When it comes to the topic of homeschooling, there is one question on most people’s minds: What about socialization?
Despite my confidence in our decision to homeschool–and in our ability to do it well–I, too, have had to consider this question of “socialization.” Dictionary.com defines socialization as “a continuing process whereby an individual acquires a personal identity and learns the norms, values, behavior and social skills appropriate to his or her social position.” Asking the question about socialization seems to imply, then, an idea that children ought to be socialized by their peers. I disagree. It isn’t my children’s peers who can best inform them of “appropriate” norms, values, behaviors, and social skills; it’s Travis and me.
That being said, I realize that the technical definition of “socialization” may not be exactly what most people have in mind when they ask the question. “Socialization” could mean to some just simply learning how to relate to and get along with one’s peers. By this definition, is socialization important?

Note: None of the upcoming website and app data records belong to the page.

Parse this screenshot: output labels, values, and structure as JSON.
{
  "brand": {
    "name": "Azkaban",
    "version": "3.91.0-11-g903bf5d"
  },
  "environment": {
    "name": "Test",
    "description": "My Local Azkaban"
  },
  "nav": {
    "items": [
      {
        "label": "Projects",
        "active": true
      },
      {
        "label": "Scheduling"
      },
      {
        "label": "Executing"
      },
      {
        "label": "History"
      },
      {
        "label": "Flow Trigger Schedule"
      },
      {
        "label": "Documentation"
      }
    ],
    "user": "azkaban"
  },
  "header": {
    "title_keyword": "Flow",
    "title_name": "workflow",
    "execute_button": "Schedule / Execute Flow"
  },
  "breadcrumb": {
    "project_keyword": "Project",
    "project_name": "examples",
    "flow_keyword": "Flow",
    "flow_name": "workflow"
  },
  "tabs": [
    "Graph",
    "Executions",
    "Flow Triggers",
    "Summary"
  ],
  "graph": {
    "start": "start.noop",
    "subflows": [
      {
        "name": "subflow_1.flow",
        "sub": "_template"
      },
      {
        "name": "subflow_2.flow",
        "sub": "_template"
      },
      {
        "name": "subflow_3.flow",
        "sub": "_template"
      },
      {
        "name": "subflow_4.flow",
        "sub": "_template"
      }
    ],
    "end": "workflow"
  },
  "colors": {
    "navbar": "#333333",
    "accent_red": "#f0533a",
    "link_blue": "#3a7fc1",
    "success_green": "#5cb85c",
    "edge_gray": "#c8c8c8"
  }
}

Yes! It is of great importance to Travis and me that our children be able to develop and maintain healthy relationships with their peers (and with people of all ages, for that matter). And that is why we don’t altogether dismiss this question that homeschoolers hear so often.
In fact, it was our consideration of the socialization question that first led us to entertain the idea of joining a homeschool co-op. It’s probably fair to say that homeschool families who participate in a co-op do so for one (or both) of two reasons: for academic purposes or for social purposes. Our objective was a little of both.
One potential obstacle to homeschooling is that some subjects are difficult to teach at home–namely, P.E., visual arts, and performing arts. So, while I feel that our homeschool is rather academic on its own, I did recognize that a co-op would fill in some gaps in my children’s education by providing them with a venue for these subjects which I cannot easily teach at home.
Despite what homeschool critics may think, my children have ample social opportunities (with or without a co-op, by the way). From playing with the neighborhood kids to attending church activities to participating on athletic teams, my kids get plenty of practice in developing and maintaining relationships with their peers. So, it wasn’t peer relationships I was seeking from a co-op as much as it was the structure of a classroom setting and the practice of “classroom skills” such as attentiveness, participation, cooperation, and time management.
Going back to the definition of socialization, I would just like to point out that socialization happens. Whether public school or homeschool, city-living or country-living, co-op or no co-op, children are influenced by experiences, by interactions with others, and by education; and all of those factors play a role in their growth into the people they will become. The socialization question, therefore, ought to be about the nature of these social influences in our children’s lives rather than about the existence or non-existence thereof.
This concludes my series on My Homeschool. I’ve shared with you why we homeschool, what a day in our homeschool looks like, what curriculum we use, and why we decided to join a co-op. I hope that these posts have served as an encouragement to those seeking direction for their own homeschool.